Farrebique, the first feature-length film by French filmmaker Georges Rouqier, is widely regarded as his finest work. Rouqier concentrates on his ancestral family’s farm in the Rouergue, following the family and their neighbors through the cyclical changes of the four seasons. Richard Brody praises Farrebique and its 1983 sequel Biquefarre as “two outstanding works of world cinema that hardly get discussed because of their general unavailability.” Farrebique, a “classic hybrid of fiction and nonfiction and classic work of dramatic sociology,” uses non-professional actors playing out a fictional family drama filmed in their real-life setting. Rouquier meticulously and faithfully documents the material life (clothing, gaslit interior, furnishings, tools), and daily gestures (making bread, cooking over the open hearth, darning socks and telling stories around the evening fire, plowing the field) of a peasant family just before the post-war transformation of French society that would rapidly modernize farming practices and lifestyles in rural France.
Grand prix du Cinéma Français
Grand prix international de la critique - Cannes 1946

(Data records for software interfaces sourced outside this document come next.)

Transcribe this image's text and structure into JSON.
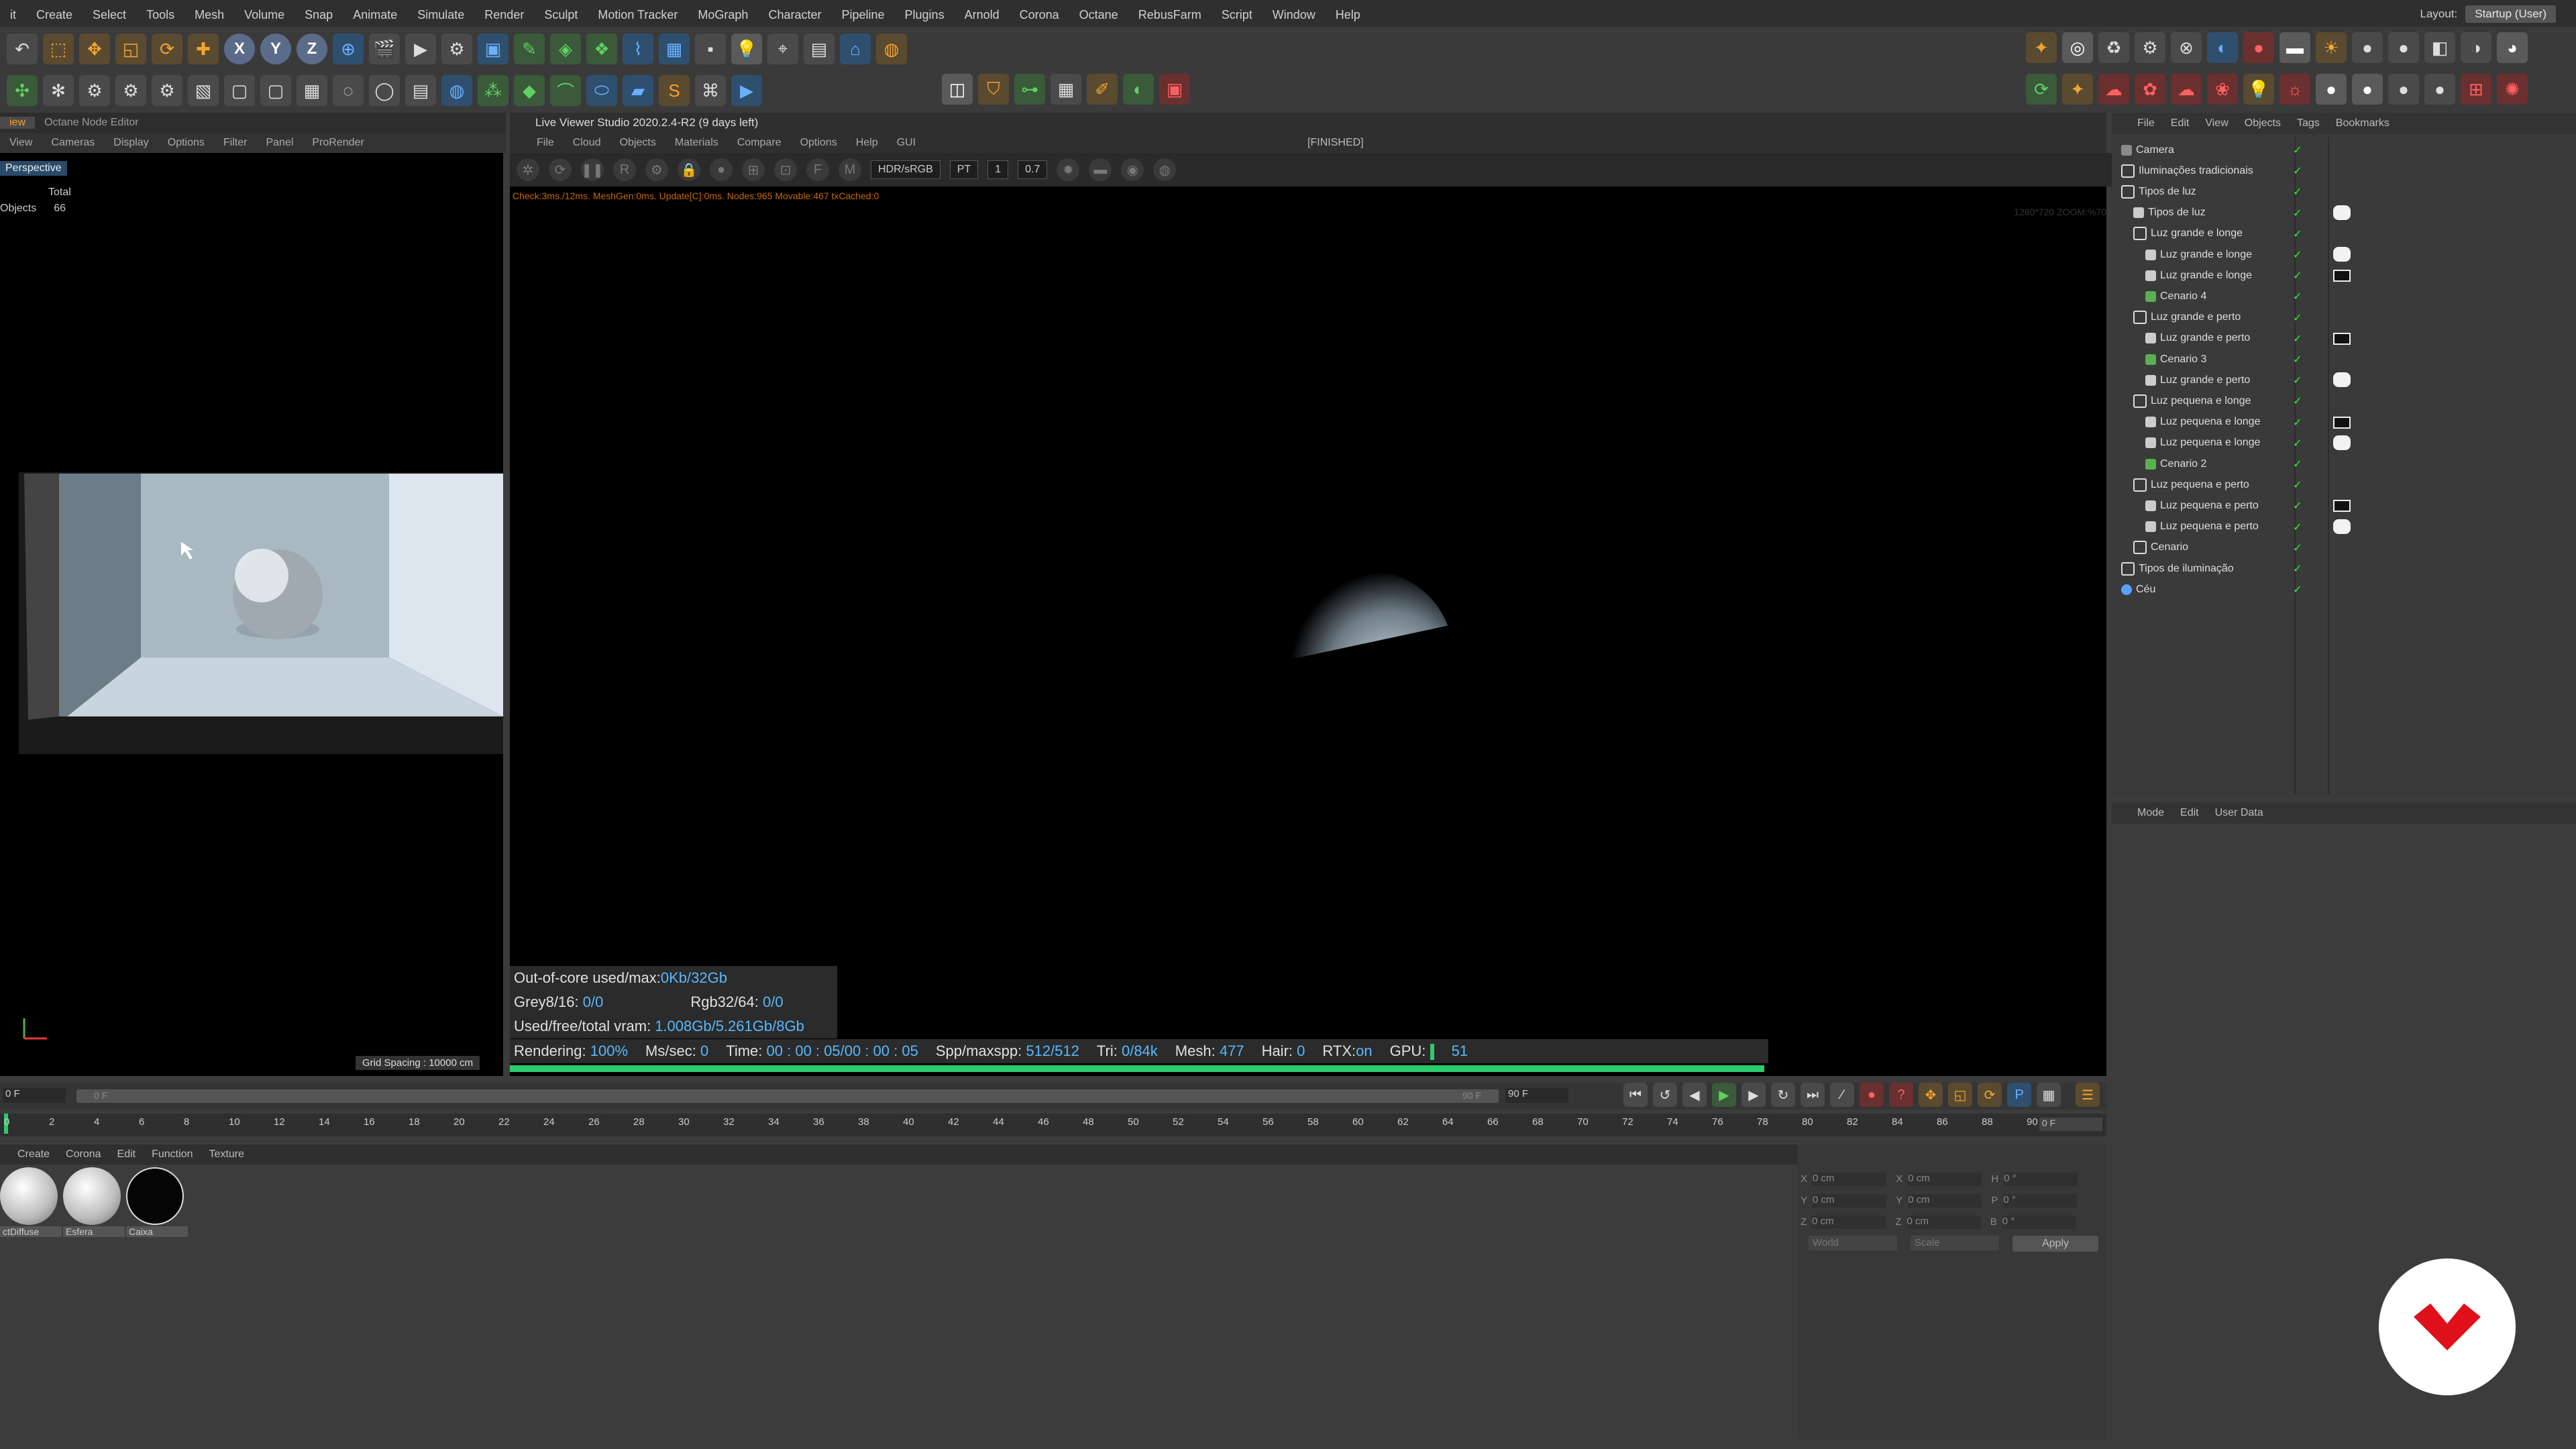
{
  "menubar": {
    "items": [
      "it",
      "Create",
      "Select",
      "Tools",
      "Mesh",
      "Volume",
      "Snap",
      "Animate",
      "Simulate",
      "Render",
      "Sculpt",
      "Motion Tracker",
      "MoGraph",
      "Character",
      "Pipeline",
      "Plugins",
      "Arnold",
      "Corona",
      "Octane",
      "RebusFarm",
      "Script",
      "Window",
      "Help"
    ],
    "layout_label": "Layout:",
    "layout_value": "Startup (User)"
  },
  "left_panel": {
    "tabs": [
      "iew",
      "Octane Node Editor"
    ],
    "menu": [
      "View",
      "Cameras",
      "Display",
      "Options",
      "Filter",
      "Panel",
      "ProRender"
    ],
    "viewport_name": "Perspective",
    "stats_header": "Total",
    "stats_label": "Objects",
    "stats_value": "66",
    "grid_spacing": "Grid Spacing : 10000 cm"
  },
  "live_viewer": {
    "title": "Live Viewer Studio 2020.2.4-R2 (9 days left)",
    "menu": [
      "File",
      "Cloud",
      "Objects",
      "Materials",
      "Compare",
      "Options",
      "Help",
      "GUI"
    ],
    "status": "[FINISHED]",
    "colorspace": "HDR/sRGB",
    "kernel": "PT",
    "field_a": "1",
    "field_b": "0.7",
    "check_line": "Check:3ms./12ms. MeshGen:0ms. Update[C]:0ms. Nodes:965 Movable:467 txCached:0",
    "zoom_text": "1280*720 ZOOM:%70",
    "hud": {
      "ooc_label": "Out-of-core used/max:",
      "ooc_value": "0Kb/32Gb",
      "grey_label": "Grey8/16:",
      "grey_value": "0/0",
      "rgb_label": "Rgb32/64:",
      "rgb_value": "0/0",
      "vram_label": "Used/free/total vram:",
      "vram_value": "1.008Gb/5.261Gb/8Gb"
    },
    "render": {
      "rendering_label": "Rendering:",
      "rendering_value": "100%",
      "ms_label": "Ms/sec:",
      "ms_value": "0",
      "time_label": "Time:",
      "time_value": "00 : 00 : 05/00 : 00 : 05",
      "spp_label": "Spp/maxspp:",
      "spp_value": "512/512",
      "tri_label": "Tri:",
      "tri_value": "0/84k",
      "mesh_label": "Mesh:",
      "mesh_value": "477",
      "hair_label": "Hair:",
      "hair_value": "0",
      "rtx_label": "RTX:",
      "rtx_value": "on",
      "gpu_label": "GPU:",
      "gpu_value": "51"
    },
    "progress": 1.0
  },
  "object_manager": {
    "menu": [
      "File",
      "Edit",
      "View",
      "Objects",
      "Tags",
      "Bookmarks"
    ],
    "rows": [
      {
        "name": "Camera",
        "icon": "camera-icon",
        "indent": 0
      },
      {
        "name": "Iluminações tradicionais",
        "icon": "null-icon",
        "indent": 0
      },
      {
        "name": "Tipos de luz",
        "icon": "null-icon",
        "indent": 0
      },
      {
        "name": "Tipos de luz",
        "icon": "text-icon",
        "indent": 1
      },
      {
        "name": "Luz grande e longe",
        "icon": "null-icon",
        "indent": 1
      },
      {
        "name": "Luz grande e longe",
        "icon": "text-icon",
        "indent": 2
      },
      {
        "name": "Luz grande e longe",
        "icon": "light-icon",
        "indent": 2
      },
      {
        "name": "Cenario 4",
        "icon": "scene-icon",
        "indent": 2
      },
      {
        "name": "Luz grande e perto",
        "icon": "null-icon",
        "indent": 1
      },
      {
        "name": "Luz grande e perto",
        "icon": "light-icon",
        "indent": 2
      },
      {
        "name": "Cenario 3",
        "icon": "scene-icon",
        "indent": 2
      },
      {
        "name": "Luz grande e perto",
        "icon": "text-icon",
        "indent": 2
      },
      {
        "name": "Luz pequena e longe",
        "icon": "null-icon",
        "indent": 1
      },
      {
        "name": "Luz pequena e longe",
        "icon": "light-icon",
        "indent": 2
      },
      {
        "name": "Luz pequena e longe",
        "icon": "text-icon",
        "indent": 2
      },
      {
        "name": "Cenario 2",
        "icon": "scene-icon",
        "indent": 2
      },
      {
        "name": "Luz pequena e perto",
        "icon": "null-icon",
        "indent": 1
      },
      {
        "name": "Luz pequena e perto",
        "icon": "light-icon",
        "indent": 2
      },
      {
        "name": "Luz pequena e perto",
        "icon": "text-icon",
        "indent": 2
      },
      {
        "name": "Cenario",
        "icon": "null-icon",
        "indent": 1
      },
      {
        "name": "Tipos de iluminação",
        "icon": "null-icon",
        "indent": 0
      },
      {
        "name": "Céu",
        "icon": "sky-icon",
        "indent": 0
      }
    ]
  },
  "attributes": {
    "menu": [
      "Mode",
      "Edit",
      "User Data"
    ]
  },
  "timeline": {
    "start_frame": "0 F",
    "range_start": "0 F",
    "range_end": "90 F",
    "end_frame": "90 F",
    "current_frame": "0 F",
    "ticks": [
      "0",
      "2",
      "4",
      "6",
      "8",
      "10",
      "12",
      "14",
      "16",
      "18",
      "20",
      "22",
      "24",
      "26",
      "28",
      "30",
      "32",
      "34",
      "36",
      "38",
      "40",
      "42",
      "44",
      "46",
      "48",
      "50",
      "52",
      "54",
      "56",
      "58",
      "60",
      "62",
      "64",
      "66",
      "68",
      "70",
      "72",
      "74",
      "76",
      "78",
      "80",
      "82",
      "84",
      "86",
      "88",
      "90"
    ]
  },
  "material_manager": {
    "menu": [
      "Create",
      "Corona",
      "Edit",
      "Function",
      "Texture"
    ],
    "materials": [
      {
        "label": "ctDiffuse",
        "color": "#e8e8e8"
      },
      {
        "label": "Esfera",
        "color": "#d8d8d8"
      },
      {
        "label": "Caixa",
        "color": "#050505"
      }
    ]
  },
  "coordinates": {
    "rows": [
      {
        "a": "X",
        "av": "0 cm",
        "b": "X",
        "bv": "0 cm",
        "c": "H",
        "cv": "0 °"
      },
      {
        "a": "Y",
        "av": "0 cm",
        "b": "Y",
        "bv": "0 cm",
        "c": "P",
        "cv": "0 °"
      },
      {
        "a": "Z",
        "av": "0 cm",
        "b": "Z",
        "bv": "0 cm",
        "c": "B",
        "cv": "0 °"
      }
    ],
    "mode_world": "World",
    "mode_scale": "Scale",
    "apply_label": "Apply"
  },
  "colors": {
    "accent_orange": "#f0a030",
    "hud_value_blue": "#57b8ff",
    "progress_green": "#2ccc6c",
    "logo_red": "#e0101a"
  }
}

Georges Rouquier (1909-1989) is sometimes seen as the successor to the Robert Flaherty tradition of documentary filmmaking, but also, because of the context in which his first feature was released, as a champion of a specifically French neo-realism which paved the way for the French New Wave a decade later. Coming to Paris from the rural provinces, and getting a job as a linotypist, he spent much of his free time frequenting movie theaters where silent classics by the great Russian and Swedish directors were shown. Returning to his roots in the Rouergue to film the farming seasons in the mid-1940s, his feature caused controversy at the Cannes festival but was appreciated by others around the same time that Italian films were also experimenting with using real locations and some non-professional actors, so his work was picked up for U.S. distribution. In 2009, the French Cinématheque honored him with a retrospective.
Richard Peña is a Professor of Film Studies at Columbia University, where he specializes in film theory and international cinema. From 1988 to 2012, he was the Program Director of the Film Society of Lincoln Center and the Director of the New York Film Festival. Together with Unifrance, he created in 1995 “Rendez-Vous with French Cinema,” the leading American showcase for new French cinema.
Shanny Peer is the Director of the Columbia Maison Française and holds a Ph.D. in French Studies from NYU. She is a co-curator of the Being in the World film festival.
This screening is part of Being in the World: People and the Planet in French and Francophone Cinema, a film festival curated and presented by Columbia Maison Française, with additional support provided by Cultural Services of the French Embassy, Columbia Climate School, Knapp Family Foundation, Paul LeClerc Centennial Fund, Columbia University Institute for Ideas and Imagination, Columbia Global Centers | Paris, Society of Fellows and Heyman Center for the Humanities, Alliance Program, and European Institute.